to deviate from this right now. Plan to update forecast for the
latest hourly trends (mainly sky cover). Can't rule out the need
for stronger fog mention or possibly an advisory before morning,
but confidence is not high enough to adjust at this time.
.SHORT TERM...(This evening through Sunday)
ISSUED AT 303 PM CDT Sat Mar 17 2018
Ridging at the surface and aloft over the Plains this afternoon,
keeping a northerly component in the winds over the forecast area.
Cooler air filtering into the region, but the stubborn stratus
associated with the low passing through the Midwest into IN this
afternoon is slow to erode. HRRR slowly progresses this shield of
clouds to the south tonight, eventually moving to mostly clear for
Central IL by morning. Concerned that the dry air is a little
further to the north than prev forecast...in addition to the fact
that there is not significant llvl flow to change the airmass
quickly. Lighter winds in the overnight combined with llvl
moisture still trapped in the low levels may slow the progression
of the low clouds to the southwest. There is currently a good 30
mile or so lag of the dry air behind the clearing line to the
north/northeast. With that in mind, have put patchy fog in the
forecast after midnight for where the clearing is anticipated.
Should the delay last longer, there is a potential for some of
that fog to become dense...but guidance winds stay up just enough
to drop confidence in that for now. Tomorrow, mild temps with
highs in the 50s. The swath of low clouds holding just to the
southwest with light easterly winds attempting to advect some of
that drier air in at the surface. How far south those clouds get
will greatly impact temperatures particularly SW of a line from
Macomb to Decatur.
.LONG TERM...(Sunday night through Saturday)

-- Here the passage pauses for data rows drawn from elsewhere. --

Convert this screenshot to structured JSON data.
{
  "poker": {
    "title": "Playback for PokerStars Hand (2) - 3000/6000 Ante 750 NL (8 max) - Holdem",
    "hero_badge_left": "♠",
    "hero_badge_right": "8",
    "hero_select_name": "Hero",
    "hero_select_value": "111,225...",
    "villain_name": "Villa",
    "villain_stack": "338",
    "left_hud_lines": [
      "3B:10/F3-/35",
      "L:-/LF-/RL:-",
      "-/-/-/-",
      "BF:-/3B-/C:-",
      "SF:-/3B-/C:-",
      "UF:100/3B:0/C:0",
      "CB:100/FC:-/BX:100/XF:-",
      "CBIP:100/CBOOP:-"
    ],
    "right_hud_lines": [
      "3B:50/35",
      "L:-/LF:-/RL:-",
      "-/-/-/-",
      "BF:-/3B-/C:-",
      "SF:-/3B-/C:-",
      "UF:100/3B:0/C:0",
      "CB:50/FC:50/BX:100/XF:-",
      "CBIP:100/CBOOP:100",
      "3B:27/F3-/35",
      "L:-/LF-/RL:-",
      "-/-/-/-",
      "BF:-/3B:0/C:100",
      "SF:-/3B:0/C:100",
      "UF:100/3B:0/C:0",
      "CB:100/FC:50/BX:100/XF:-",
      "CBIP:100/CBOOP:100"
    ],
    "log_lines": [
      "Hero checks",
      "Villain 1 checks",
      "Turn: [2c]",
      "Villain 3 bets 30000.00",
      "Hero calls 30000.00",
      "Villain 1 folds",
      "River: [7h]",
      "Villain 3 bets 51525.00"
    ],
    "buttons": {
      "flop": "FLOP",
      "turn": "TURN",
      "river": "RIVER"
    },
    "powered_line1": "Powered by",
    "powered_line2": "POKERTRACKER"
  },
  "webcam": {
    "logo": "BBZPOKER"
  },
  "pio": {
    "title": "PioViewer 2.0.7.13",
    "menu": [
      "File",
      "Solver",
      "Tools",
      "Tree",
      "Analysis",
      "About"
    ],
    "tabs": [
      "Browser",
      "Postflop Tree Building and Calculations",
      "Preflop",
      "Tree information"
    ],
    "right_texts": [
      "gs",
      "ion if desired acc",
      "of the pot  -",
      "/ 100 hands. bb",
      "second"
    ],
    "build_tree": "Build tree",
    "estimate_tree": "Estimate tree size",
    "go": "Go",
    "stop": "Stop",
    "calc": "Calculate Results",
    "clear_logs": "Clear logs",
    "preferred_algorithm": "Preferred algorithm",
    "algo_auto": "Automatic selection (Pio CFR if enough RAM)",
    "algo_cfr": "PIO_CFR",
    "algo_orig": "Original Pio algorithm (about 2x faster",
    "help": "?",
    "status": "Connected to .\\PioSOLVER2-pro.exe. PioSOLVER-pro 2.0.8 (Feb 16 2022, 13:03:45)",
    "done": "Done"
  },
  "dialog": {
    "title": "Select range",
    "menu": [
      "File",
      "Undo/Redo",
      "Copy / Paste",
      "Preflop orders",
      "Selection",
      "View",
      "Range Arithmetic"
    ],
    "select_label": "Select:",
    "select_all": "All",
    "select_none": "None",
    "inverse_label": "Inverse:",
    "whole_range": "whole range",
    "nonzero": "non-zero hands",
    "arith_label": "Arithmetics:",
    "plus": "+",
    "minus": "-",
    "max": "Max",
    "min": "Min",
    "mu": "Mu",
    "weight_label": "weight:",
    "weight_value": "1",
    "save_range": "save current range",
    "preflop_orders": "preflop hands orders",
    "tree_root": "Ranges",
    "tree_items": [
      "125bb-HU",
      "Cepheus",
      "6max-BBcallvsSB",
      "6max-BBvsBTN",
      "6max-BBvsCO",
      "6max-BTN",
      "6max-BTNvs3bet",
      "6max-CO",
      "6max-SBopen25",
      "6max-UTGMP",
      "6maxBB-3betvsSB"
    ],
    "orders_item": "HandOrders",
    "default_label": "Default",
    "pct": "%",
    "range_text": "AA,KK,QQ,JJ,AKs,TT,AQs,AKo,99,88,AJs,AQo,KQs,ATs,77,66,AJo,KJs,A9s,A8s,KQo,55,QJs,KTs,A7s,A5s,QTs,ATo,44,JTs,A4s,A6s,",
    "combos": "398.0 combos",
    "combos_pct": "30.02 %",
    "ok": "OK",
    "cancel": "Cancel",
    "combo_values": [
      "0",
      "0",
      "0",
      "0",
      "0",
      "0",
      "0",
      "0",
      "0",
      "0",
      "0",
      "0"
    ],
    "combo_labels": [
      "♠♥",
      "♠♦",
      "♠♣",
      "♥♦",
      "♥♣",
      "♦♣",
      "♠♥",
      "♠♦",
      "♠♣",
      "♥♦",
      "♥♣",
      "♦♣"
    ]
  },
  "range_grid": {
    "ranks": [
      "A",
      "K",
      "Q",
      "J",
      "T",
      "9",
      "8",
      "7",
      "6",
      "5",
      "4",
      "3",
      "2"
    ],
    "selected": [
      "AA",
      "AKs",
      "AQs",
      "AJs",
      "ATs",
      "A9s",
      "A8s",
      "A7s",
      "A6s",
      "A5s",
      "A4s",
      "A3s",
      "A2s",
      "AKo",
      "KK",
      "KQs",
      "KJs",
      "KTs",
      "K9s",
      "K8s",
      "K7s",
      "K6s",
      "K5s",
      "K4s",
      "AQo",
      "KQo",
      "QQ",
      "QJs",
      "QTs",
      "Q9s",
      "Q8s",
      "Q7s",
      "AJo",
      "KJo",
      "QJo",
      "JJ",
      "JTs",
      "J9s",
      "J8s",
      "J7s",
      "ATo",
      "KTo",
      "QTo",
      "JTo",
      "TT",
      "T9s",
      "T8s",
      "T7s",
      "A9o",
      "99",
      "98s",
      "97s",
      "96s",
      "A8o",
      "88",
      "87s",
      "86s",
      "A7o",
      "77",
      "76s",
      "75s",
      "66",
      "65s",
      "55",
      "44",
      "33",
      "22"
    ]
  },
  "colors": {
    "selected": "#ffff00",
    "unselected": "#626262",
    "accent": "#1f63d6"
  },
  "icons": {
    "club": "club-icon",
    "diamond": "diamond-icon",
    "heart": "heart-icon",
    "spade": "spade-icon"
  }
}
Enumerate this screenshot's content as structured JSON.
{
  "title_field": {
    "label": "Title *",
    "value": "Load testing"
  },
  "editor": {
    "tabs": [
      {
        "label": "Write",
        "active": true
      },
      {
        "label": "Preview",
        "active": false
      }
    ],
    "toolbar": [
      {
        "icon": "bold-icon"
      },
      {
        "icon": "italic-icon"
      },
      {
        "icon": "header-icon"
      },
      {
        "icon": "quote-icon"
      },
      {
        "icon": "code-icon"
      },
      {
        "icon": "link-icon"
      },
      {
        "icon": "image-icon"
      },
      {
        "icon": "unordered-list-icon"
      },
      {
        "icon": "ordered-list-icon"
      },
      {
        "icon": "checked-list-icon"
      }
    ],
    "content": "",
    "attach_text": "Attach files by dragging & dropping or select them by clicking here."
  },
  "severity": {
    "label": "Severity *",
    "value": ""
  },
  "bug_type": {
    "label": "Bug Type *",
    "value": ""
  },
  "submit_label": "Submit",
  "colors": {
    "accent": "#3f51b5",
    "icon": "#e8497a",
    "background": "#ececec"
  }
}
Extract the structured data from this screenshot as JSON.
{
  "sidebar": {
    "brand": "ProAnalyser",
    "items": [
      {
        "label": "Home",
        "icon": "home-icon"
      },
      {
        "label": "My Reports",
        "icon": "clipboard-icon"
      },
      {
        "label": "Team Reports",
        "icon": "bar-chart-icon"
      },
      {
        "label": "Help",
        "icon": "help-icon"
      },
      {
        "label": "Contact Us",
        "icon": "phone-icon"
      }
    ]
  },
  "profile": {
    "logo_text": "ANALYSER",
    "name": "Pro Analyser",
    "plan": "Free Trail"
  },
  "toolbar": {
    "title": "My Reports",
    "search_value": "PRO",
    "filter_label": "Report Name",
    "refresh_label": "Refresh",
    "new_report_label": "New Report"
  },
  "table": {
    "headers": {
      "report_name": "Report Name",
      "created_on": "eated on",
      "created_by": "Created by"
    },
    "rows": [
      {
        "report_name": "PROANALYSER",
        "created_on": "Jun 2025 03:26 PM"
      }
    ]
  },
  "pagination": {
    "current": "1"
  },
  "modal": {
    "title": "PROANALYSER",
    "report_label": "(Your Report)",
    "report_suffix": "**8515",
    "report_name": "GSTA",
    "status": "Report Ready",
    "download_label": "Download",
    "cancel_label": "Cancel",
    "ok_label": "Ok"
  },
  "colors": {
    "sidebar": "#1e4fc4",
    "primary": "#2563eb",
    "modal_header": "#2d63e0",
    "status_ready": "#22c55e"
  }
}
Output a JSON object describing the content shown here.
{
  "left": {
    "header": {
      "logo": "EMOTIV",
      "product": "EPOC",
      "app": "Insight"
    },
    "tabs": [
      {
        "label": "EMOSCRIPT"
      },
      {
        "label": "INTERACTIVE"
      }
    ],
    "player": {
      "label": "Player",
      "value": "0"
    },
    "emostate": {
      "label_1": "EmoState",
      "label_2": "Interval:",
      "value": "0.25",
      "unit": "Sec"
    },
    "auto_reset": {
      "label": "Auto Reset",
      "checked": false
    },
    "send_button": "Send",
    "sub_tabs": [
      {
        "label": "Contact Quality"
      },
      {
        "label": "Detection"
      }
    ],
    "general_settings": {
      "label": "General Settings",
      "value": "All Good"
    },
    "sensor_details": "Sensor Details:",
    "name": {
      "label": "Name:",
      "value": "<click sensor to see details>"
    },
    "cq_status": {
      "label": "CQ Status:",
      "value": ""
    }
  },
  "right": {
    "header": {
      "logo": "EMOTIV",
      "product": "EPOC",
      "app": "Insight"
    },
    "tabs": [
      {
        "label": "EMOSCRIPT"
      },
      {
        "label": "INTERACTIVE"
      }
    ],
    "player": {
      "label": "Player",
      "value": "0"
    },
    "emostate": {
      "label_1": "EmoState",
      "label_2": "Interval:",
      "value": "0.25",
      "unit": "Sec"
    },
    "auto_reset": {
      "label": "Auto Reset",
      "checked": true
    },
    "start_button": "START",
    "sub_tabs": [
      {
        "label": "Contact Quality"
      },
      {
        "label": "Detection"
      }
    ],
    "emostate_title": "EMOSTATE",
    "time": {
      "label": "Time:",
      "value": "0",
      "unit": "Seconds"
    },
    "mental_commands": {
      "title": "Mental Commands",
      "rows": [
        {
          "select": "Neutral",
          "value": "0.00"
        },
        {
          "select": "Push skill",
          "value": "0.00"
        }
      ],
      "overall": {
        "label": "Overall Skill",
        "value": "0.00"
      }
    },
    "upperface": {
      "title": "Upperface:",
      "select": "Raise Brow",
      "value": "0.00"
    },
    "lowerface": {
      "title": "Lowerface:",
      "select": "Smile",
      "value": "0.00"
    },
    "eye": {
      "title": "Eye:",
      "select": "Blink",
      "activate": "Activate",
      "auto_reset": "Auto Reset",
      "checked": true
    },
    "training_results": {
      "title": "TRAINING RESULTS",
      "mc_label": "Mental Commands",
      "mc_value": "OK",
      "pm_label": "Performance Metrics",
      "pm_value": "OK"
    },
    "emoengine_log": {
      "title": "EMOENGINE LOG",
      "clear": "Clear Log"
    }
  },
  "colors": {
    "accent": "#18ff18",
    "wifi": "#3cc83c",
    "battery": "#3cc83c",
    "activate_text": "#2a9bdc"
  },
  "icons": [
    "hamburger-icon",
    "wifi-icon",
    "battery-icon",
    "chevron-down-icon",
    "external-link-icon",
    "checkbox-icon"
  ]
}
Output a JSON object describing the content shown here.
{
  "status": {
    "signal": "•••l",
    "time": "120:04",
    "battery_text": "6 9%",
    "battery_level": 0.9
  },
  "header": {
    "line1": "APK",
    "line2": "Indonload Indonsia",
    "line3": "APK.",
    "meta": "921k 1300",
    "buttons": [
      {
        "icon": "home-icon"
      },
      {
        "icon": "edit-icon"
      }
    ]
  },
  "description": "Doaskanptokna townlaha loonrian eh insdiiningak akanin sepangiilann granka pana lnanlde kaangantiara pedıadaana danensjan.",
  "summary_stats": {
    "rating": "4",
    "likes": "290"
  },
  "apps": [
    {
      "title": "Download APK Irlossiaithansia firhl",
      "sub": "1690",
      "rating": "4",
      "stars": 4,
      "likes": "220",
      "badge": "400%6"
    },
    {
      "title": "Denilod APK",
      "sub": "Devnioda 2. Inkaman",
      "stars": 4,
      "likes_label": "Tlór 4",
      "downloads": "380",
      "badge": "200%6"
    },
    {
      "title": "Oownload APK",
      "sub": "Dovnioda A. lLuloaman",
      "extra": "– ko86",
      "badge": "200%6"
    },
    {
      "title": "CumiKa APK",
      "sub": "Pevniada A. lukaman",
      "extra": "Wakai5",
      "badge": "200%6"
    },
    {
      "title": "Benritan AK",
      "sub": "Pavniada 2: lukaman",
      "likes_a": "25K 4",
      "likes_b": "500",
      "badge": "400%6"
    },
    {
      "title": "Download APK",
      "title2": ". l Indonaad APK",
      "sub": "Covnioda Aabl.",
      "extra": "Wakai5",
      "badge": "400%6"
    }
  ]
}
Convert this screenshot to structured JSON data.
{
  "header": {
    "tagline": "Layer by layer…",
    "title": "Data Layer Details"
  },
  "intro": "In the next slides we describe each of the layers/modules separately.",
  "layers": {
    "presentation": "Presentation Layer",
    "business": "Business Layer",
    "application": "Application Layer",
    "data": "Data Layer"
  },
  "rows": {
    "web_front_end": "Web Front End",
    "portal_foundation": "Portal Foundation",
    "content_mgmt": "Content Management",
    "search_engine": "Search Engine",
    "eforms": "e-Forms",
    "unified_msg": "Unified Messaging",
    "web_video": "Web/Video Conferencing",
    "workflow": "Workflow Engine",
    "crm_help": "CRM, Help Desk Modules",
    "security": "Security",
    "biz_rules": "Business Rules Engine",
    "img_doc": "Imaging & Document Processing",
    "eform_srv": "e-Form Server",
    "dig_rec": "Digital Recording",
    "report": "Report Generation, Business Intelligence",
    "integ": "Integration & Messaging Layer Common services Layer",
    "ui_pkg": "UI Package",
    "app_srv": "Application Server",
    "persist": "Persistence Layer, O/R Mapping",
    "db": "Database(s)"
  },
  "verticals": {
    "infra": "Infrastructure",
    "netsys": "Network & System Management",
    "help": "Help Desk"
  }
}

ISSUED AT 303 PM CDT Sat Mar 17 2018
Overnight Sunday into Monday...lows drop only to the low to mid
40s as increasing clouds once again inhibit cooling in the
overnight hours. Next system for Monday/Monday night went with a
more southerly solution this run, with the GFS and ECMWF keeping
the associated precip well south of the NAM solution. Given the
erratic nature of the solutions out of the models at this point,
keeping the slight chc/chc pops across the northern tier for now.
Rain for Monday and Monday night is expected, before briefly
changing over to snow on its departure to the east on Tuesday.
Models are relatively consistent in suggesting that this wave will
shift us back to a busier and more progressive northwesterly flow
pattern aloft. Several waves suggested in this pattern, but the
GFS is pretty robust with the development of a surface ridge,
inhibiting precip development (Wed night in particular). Low
confidence dry forecast through the middle of the week once the
northwesterly flow kicks in. The next major storm is taking shape
going into next weekend, with precip starting on Fri.
.AVIATION...(For the 00Z TAFS through 00Z Sunday evening)
Issued at 653 PM CDT Sat Mar 17 2018
Low-end MVFR CIGS will sink south of central Illinois this
evening, providing a return to VFR conditions. However, expect at
least MVFR fog to develop across the area later tonight. Once the
fog burns off Sunday morning, VFR are expected. Light winds will
prevail through the 00Z TAF valid time.